Compare this with a simple Web search, where you can find that the World Health Organization, or WHO, has a 95% effective treatmeant plan called DOTS (Direct Observation Treatment, short-course). It costs $16-35--still pricey for an impoverished family, but usually not inaccessible--and it requires swallowing three tablets a week. It only took a telephone call to find a hospital in the girl's area that carried the DOTS treatment. Oliver's friend was, she reported, tremendously relieved, and couldn't believe that Oliver had cared that much about his family.

I marveled that God would be able to use something as simple as an internet search to make a difference like that. It also meant that without simple resources like a search that any American might do upon a diagnosis, such circumstances would cost a girl her life. Please pray that this treatment is actually effective, and that it allows this girl, Oliver's friend, and their family to witness and accept the power of the Gospel and God's hand in their lives.

John and a coworker had a similar situation a couple of weeks ago. Checking out the work of a potential construction team, they walked into a library that held 80 students, sitting there watching a movie. But looking above, they discovered that the trusswork was actually completed in such a way that the roof could feasibly collapse at any time. John and his coworker were able to discuss this with someone who could let the schoolboard know--and hopefully prevent a disaster.

Watching God work in ways that are more life-and-death is more humbling than a blog post can communicate. It reveals life for the tenuous gift it is, and God for the powerful master Builder and Healer that He is. I wanted to tell you about it not so that you get some glorified idea of missionary life, but rather so you could give credit where credit is due, and hopefully pray along with us. After all, are not each of us here for such a time as this?!

Author's note: See the follow-up to this post here!


Maups said...

Praise God for revealing Himself to you--and to us through you.
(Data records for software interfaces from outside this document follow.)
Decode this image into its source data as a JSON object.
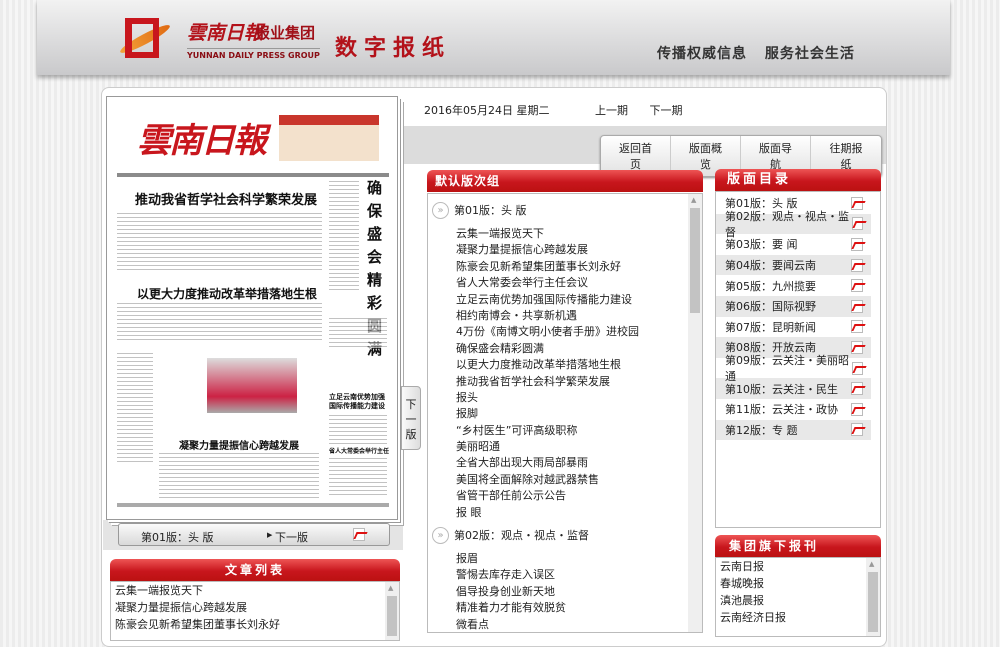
{
  "header": {
    "logo_name": "雲南日報",
    "logo_group": "报业集团",
    "logo_en": "YUNNAN DAILY PRESS GROUP",
    "title": "数字报纸",
    "slogan": "传播权威信息 服务社会生活"
  },
  "nav": {
    "date": "2016年05月24日 星期二",
    "prev_issue": "上一期",
    "next_issue": "下一期"
  },
  "toolbar": [
    "返回首页",
    "版面概览",
    "版面导航",
    "往期报纸"
  ],
  "paper_preview": {
    "masthead": "雲南日報",
    "headlines": [
      "推动我省哲学社会科学繁荣发展",
      "以更大力度推动改革举措落地生根",
      "确保盛会精彩圆满",
      "凝聚力量提振信心跨越发展",
      "立足云南优势加强国际传播能力建设",
      "省人大常委会举行主任会议"
    ]
  },
  "next_page_tab": "下一版",
  "page_bar": {
    "current": "第01版：头 版",
    "next": "下一版"
  },
  "article_list": {
    "title": "文章列表",
    "items": [
      "云集一端报览天下",
      "凝聚力量提振信心跨越发展",
      "陈豪会见新希望集团董事长刘永好"
    ]
  },
  "default_group": {
    "title": "默认版次组",
    "sections": [
      {
        "label": "第01版：头 版",
        "articles": [
          "云集一端报览天下",
          "凝聚力量提振信心跨越发展",
          "陈豪会见新希望集团董事长刘永好",
          "省人大常委会举行主任会议",
          "立足云南优势加强国际传播能力建设",
          "相约南博会・共享新机遇",
          "4万份《南博文明小使者手册》进校园",
          "确保盛会精彩圆满",
          "以更大力度推动改革举措落地生根",
          "推动我省哲学社会科学繁荣发展",
          "报头",
          "报脚",
          "“乡村医生”可评高级职称",
          "美丽昭通",
          "全省大部出现大雨局部暴雨",
          "美国将全面解除对越武器禁售",
          "省管干部任前公示公告",
          "报 眼"
        ]
      },
      {
        "label": "第02版：观点・视点・监督",
        "articles": [
          "报眉",
          "警惕去库存走入误区",
          "倡导投身创业新天地",
          "精准着力才能有效脱贫",
          "微看点"
        ]
      }
    ]
  },
  "page_index": {
    "title": "版面目录",
    "pages": [
      "第01版：头 版",
      "第02版：观点・视点・监督",
      "第03版：要 闻",
      "第04版：要闻云南",
      "第05版：九州揽要",
      "第06版：国际视野",
      "第07版：昆明新闻",
      "第08版：开放云南",
      "第09版：云关注・美丽昭通",
      "第10版：云关注・民生",
      "第11版：云关注・政协",
      "第12版：专 题"
    ]
  },
  "group_papers": {
    "title": "集团旗下报刊",
    "items": [
      "云南日报",
      "春城晚报",
      "滇池晨报",
      "云南经济日报"
    ]
  }
}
May the Lord richly bless your family. Susie and I appreciate you!
Be of good cheer,

Ashley said...

Amazing stories. Thanks for sharing! Praying for you and the people you are working with.